Even though I know logically that one person doesn’t represent a race, community or organization, I still carry the weight of shame for individuals who take advantage of public dollars and children’s resources.
There’s enough shame to go around.
Another education leader (who happens to be black) is accused of using his position on a public school board (that happens to be charter) to put his individual needs above children’s. D’Juan Hernandez, a prominent New Orleans based lawyer and businessman, used a school credit card to charge up to $13,000 worth of expenses including “payments to Tulane University, where his daughter attends, and $500 for plane tickets to Florida, where his family vacationed,” Hechinger reported.
Add Hernandez to the growing list of people accused of misusing public funds in New Orleans. Earlier this year, former New Orleans Public School Board Member Ira Thomas pleaded guilty to accepting $5,000 in bribes. Kelly Thompson, former business manager of Langston Hughes Academy, was busted pilfering almost $675,000 in 2010. A Lusher Charter School employee embezzled $25,000 in the 2011-2012 school year. Darrell K. Sims, 55, formerly with the New Orleans Military and Maritime Academy was charged with theft by fraudulent checks in the amount of $31,000 in 2013. Auditors found that an employee of KIPP New Orleans misappropriated two checks totaling almost $70,000 in 2014. And of course we have the oft-aired theft of Ellenese Brooks-Simms, New Orleans School Board member who accepted bribes totaling approximately $140,000 in 2010.
Theft can’t be ascribed to one particular racial or ethnic group. Poor people certainly aren’t the only ones stealing. People steal within any governance structure. So in New Orleans, which happens to be 60 percent black, we shouldn’t be surprised or discouraged that black people are among those who are busted. However, Hernandez’s incidental blackness has real political consequences.
You don’t have to read much into the case for post-Katrina reform to find the Brooks-Simms example. Reformers argue for change by shaming Brooks-Simms (who happens to be black) and by association the New Orleans School board.
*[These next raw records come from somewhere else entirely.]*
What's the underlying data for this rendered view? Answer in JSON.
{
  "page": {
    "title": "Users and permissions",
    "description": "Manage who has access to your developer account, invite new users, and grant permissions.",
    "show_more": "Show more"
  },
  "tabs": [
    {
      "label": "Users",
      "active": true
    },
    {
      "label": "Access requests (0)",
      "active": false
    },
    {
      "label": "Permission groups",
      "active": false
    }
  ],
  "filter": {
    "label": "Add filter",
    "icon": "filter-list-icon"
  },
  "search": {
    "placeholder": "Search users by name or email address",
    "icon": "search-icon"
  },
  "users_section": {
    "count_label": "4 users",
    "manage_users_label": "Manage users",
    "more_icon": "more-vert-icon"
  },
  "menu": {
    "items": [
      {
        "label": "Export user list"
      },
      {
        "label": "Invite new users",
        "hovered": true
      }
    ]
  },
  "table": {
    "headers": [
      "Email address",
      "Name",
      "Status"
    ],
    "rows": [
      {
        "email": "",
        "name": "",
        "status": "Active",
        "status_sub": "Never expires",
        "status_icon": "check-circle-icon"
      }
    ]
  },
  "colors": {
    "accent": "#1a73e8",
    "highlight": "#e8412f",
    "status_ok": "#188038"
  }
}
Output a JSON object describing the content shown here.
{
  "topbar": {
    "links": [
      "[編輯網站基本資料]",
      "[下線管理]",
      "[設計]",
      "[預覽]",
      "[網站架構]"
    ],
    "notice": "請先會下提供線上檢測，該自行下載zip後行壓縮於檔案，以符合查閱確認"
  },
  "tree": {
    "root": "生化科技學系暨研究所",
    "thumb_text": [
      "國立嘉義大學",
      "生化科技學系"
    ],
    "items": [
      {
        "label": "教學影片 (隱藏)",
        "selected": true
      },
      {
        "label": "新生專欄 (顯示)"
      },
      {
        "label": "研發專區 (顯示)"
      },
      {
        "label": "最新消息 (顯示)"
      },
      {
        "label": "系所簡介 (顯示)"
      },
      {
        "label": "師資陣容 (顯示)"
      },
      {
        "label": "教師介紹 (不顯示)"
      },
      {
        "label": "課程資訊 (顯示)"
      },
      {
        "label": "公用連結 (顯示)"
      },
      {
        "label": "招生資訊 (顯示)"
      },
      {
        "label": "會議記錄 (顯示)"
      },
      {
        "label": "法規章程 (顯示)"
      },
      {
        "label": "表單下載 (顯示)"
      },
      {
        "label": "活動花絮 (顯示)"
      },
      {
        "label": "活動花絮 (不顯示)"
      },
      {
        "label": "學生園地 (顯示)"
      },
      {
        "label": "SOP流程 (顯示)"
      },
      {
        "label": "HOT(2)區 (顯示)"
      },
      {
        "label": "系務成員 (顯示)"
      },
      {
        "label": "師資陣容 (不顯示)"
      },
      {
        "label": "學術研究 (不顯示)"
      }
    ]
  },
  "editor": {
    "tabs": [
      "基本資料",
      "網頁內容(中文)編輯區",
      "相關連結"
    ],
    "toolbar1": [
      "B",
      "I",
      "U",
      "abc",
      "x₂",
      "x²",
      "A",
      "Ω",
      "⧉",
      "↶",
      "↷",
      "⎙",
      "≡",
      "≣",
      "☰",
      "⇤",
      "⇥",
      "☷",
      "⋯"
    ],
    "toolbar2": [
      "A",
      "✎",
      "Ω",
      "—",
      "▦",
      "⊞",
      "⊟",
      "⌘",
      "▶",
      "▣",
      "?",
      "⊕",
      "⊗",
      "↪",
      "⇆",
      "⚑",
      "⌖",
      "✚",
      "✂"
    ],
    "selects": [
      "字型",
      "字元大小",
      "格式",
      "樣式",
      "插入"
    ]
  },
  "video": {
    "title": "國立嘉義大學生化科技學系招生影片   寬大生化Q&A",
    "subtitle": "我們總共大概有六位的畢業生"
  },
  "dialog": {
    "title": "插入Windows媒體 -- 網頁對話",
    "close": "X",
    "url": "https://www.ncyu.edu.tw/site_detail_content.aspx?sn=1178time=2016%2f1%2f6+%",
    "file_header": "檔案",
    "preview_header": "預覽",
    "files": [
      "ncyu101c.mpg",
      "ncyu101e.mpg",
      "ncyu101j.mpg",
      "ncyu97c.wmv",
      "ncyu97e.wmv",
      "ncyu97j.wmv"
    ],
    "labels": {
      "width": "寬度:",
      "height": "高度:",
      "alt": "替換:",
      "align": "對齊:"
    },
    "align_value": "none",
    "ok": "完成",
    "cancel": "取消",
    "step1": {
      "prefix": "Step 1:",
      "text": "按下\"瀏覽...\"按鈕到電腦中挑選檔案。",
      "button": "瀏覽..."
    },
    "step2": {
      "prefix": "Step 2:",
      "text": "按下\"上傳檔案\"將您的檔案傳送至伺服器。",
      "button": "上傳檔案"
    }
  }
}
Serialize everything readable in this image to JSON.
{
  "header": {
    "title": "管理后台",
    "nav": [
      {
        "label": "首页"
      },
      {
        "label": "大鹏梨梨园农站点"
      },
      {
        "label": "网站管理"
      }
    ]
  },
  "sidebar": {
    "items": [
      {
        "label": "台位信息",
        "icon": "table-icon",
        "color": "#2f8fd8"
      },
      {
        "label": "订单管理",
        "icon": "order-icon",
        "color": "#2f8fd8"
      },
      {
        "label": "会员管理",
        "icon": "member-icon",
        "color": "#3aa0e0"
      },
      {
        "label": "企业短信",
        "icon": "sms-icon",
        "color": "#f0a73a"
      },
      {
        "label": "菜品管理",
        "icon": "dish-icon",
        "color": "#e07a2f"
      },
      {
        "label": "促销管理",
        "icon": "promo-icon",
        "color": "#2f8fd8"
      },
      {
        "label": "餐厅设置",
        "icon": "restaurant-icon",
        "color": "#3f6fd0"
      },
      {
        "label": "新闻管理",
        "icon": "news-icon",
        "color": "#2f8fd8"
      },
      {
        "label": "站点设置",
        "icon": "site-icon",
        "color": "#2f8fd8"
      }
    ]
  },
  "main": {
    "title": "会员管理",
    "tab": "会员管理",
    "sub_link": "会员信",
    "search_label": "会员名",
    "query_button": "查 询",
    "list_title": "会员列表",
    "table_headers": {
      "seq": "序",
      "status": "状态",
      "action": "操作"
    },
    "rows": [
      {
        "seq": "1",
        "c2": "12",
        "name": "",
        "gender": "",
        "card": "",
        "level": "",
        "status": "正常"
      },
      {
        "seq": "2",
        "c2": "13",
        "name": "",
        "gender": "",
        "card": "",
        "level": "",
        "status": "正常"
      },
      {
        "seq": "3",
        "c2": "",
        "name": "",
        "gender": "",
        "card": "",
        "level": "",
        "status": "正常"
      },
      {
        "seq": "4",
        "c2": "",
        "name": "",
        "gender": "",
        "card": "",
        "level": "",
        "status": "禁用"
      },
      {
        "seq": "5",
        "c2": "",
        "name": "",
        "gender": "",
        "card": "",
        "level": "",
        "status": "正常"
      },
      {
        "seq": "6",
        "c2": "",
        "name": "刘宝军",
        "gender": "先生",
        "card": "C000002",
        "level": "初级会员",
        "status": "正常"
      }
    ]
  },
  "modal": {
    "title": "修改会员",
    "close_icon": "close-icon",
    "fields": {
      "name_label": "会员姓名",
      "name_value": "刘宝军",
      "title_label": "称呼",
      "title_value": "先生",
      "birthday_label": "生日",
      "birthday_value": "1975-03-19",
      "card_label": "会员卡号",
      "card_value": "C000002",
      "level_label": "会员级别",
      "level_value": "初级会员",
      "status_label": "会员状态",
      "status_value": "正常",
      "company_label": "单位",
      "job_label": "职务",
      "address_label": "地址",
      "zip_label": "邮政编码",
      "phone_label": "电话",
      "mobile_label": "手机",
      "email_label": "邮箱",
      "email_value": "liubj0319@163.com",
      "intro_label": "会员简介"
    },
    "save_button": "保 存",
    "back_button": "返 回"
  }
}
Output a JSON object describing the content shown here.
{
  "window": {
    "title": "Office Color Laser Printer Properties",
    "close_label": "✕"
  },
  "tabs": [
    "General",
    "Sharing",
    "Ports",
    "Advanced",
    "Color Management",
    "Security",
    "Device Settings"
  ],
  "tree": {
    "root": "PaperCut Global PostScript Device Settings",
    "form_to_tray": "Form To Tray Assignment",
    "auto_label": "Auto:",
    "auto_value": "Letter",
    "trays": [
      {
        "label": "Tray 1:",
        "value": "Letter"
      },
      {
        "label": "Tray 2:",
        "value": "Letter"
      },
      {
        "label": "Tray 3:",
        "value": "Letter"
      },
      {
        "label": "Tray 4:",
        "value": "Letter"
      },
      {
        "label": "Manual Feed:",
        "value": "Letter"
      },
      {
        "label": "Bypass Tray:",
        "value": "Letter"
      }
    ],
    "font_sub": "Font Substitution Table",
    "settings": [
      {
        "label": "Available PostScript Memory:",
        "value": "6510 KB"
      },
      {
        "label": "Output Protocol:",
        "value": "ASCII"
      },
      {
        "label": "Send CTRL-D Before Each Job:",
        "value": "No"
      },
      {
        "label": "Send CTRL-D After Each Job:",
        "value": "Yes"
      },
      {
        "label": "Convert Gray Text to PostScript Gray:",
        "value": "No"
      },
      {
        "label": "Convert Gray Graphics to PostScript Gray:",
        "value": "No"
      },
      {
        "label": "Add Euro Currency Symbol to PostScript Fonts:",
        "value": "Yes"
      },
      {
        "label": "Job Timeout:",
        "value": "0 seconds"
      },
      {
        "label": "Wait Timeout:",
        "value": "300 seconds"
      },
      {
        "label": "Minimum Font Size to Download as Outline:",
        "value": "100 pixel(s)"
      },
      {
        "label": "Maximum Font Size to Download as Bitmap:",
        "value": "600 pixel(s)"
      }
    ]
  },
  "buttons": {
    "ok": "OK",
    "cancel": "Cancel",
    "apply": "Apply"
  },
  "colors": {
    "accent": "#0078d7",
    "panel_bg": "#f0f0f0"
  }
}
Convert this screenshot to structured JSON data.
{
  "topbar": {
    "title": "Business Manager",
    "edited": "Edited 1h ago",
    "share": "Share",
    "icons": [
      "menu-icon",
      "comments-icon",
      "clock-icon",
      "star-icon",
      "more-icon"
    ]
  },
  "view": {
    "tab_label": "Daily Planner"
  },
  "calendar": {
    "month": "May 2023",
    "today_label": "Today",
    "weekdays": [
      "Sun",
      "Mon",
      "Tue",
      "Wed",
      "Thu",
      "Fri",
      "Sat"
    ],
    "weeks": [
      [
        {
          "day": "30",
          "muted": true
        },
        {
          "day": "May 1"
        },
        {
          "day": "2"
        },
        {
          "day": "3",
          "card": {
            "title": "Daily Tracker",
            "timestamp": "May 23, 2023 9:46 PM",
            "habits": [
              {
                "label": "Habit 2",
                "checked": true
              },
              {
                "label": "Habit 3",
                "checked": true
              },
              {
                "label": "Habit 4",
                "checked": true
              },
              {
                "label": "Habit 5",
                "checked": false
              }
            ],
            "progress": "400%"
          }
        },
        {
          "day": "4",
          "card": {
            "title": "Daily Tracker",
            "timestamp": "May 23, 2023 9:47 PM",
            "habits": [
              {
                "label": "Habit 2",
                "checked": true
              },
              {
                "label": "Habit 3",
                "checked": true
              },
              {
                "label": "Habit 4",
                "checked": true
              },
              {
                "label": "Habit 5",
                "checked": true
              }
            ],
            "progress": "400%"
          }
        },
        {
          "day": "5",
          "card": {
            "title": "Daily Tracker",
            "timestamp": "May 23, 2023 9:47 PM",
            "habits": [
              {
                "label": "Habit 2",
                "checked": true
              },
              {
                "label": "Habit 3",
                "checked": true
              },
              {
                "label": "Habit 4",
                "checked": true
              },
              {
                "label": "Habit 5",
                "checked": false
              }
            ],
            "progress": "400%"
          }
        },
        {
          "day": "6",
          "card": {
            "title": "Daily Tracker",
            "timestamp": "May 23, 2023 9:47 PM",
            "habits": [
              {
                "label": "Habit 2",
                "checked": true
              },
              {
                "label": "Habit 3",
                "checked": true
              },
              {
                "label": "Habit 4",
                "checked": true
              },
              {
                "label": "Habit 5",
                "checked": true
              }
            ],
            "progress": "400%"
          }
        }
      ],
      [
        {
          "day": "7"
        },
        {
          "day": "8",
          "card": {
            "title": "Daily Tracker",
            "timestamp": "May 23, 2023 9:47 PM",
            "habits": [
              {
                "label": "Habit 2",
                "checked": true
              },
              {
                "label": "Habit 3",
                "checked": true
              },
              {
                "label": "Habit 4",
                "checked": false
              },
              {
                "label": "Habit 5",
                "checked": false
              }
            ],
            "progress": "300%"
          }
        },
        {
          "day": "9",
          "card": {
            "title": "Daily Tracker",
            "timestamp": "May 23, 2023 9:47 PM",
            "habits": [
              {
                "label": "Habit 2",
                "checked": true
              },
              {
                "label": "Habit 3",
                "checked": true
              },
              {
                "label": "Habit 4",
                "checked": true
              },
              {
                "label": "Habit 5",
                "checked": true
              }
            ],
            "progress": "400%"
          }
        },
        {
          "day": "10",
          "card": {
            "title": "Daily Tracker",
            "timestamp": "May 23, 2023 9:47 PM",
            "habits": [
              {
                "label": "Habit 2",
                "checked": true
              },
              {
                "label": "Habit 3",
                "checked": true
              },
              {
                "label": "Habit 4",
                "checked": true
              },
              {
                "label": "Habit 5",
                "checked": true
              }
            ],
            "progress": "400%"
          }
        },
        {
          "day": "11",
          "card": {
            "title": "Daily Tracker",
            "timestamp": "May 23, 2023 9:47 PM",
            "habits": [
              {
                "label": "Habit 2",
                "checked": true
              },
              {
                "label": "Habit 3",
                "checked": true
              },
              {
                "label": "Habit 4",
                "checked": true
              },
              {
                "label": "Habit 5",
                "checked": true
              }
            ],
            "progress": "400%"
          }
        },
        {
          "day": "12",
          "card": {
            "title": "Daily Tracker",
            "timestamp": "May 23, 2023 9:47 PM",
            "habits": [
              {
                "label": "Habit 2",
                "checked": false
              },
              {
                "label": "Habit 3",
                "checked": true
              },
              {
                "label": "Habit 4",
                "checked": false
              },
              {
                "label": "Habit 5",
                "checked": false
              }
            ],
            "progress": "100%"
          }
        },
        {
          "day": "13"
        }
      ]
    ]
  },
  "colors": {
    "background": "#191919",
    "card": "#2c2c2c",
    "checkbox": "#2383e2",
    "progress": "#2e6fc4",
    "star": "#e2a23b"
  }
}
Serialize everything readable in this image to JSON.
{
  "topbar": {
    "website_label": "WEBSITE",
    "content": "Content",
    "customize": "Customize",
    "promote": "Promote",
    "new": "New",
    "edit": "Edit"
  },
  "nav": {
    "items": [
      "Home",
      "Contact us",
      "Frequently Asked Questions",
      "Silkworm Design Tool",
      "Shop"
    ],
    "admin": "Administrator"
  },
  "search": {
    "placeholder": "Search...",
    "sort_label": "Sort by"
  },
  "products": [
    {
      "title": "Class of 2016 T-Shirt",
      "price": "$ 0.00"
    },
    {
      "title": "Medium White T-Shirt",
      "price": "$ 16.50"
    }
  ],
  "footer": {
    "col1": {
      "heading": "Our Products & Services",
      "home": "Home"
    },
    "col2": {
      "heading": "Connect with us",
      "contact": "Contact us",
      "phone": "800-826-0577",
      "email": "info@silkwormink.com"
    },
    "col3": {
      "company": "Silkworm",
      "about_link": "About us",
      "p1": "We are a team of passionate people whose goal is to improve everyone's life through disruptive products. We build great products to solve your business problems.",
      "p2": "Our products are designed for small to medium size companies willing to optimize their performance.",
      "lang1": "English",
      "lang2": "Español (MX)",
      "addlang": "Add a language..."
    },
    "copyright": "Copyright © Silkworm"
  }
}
New Orleans and other cities need black people in leadership positions because our absence proves that privileged people use individual transgressions to limit black opportunity. I’ve argued for more black, local participation in charter school movement in New Orleans. Hernandez’s actions will become ammunition against that argument.
The political battles for positions of leadership and the power that comes along with them are fierce. And it’s racialized. Reformers have been cast as white and anti-reformers black in the New Orleans education drama. The reality is that black people have never been in a position in which we wanted status quo. Our position in society makes us inherently reformers. Nevertheless, while white reformers can and will leverage Hernandez’s misdeeds, black folk can only shake our heads.
The race problem the reform movement is self-inflicted. Inherent in an agenda to takeover an “urban”district is the idea that locals (who happen to be black) shouldn’t participate in their own recovery.
The New Orleans School board has been a euphemism for black incompetency. The dog whistle language can be heard in statements like, “…the school district was as corrupt as it was incompetent.” In New Orleans, white muckety-mucks of reformers don’t have to say black people aren’t fit for leadership. Pointing to specific cases involving black individuals produces the same effect.
In spite of all the personal failing within various public systems, the Hernandez situation provides more evidence that corruption isn’t limited to traditional elected boards. More importantly, Hernandez may prove that charter school leaders are not beyond ethical reproach. Greedy, desperate and greasy people will steal in any governance model.
However, the Hernandez story affirms people’s biases towards black leadership when it shouldn’t.
Let’s face it. Partisans turn selective cases of personal failing into talking points of a separate argument for seizing control of systems run by black communities. When black is bad, all it takes is one. The bad black teacher, school board member or parent becomes the reason to dismantle entire systems. It becomes okay for the race of the teacher not to matter when it comes to hiring and firing if we’re really talking about the firing black teachers. It’s okay to remove political rights that other districts enjoy if we’re talking about black voters.
The race shame I shouldn’t feel from personal failings has political consequences.
To grow up black is to carry a burden of others who look like me. To evolve is to shed that burden. I know that I shouldn’t feel ashamed of Hernandez and others. To feel shame at the Hernandez story is to tacitly accept the idea of the inherent inferiority of black people. This is the brain damage that I have. I intellectually can separate Hernandez’s personal deeds from my racial identity, but I still feel the hurt. This is when I must admit that I have not evolved.
I believe deeply in the idea of a connected black community. I believe in we.
With that said, we have to do better.
This story was produced by The Hechinger Report, a nonprofit, independent news website focused on inequality and innovation in education. Read more columns by Andre Perry.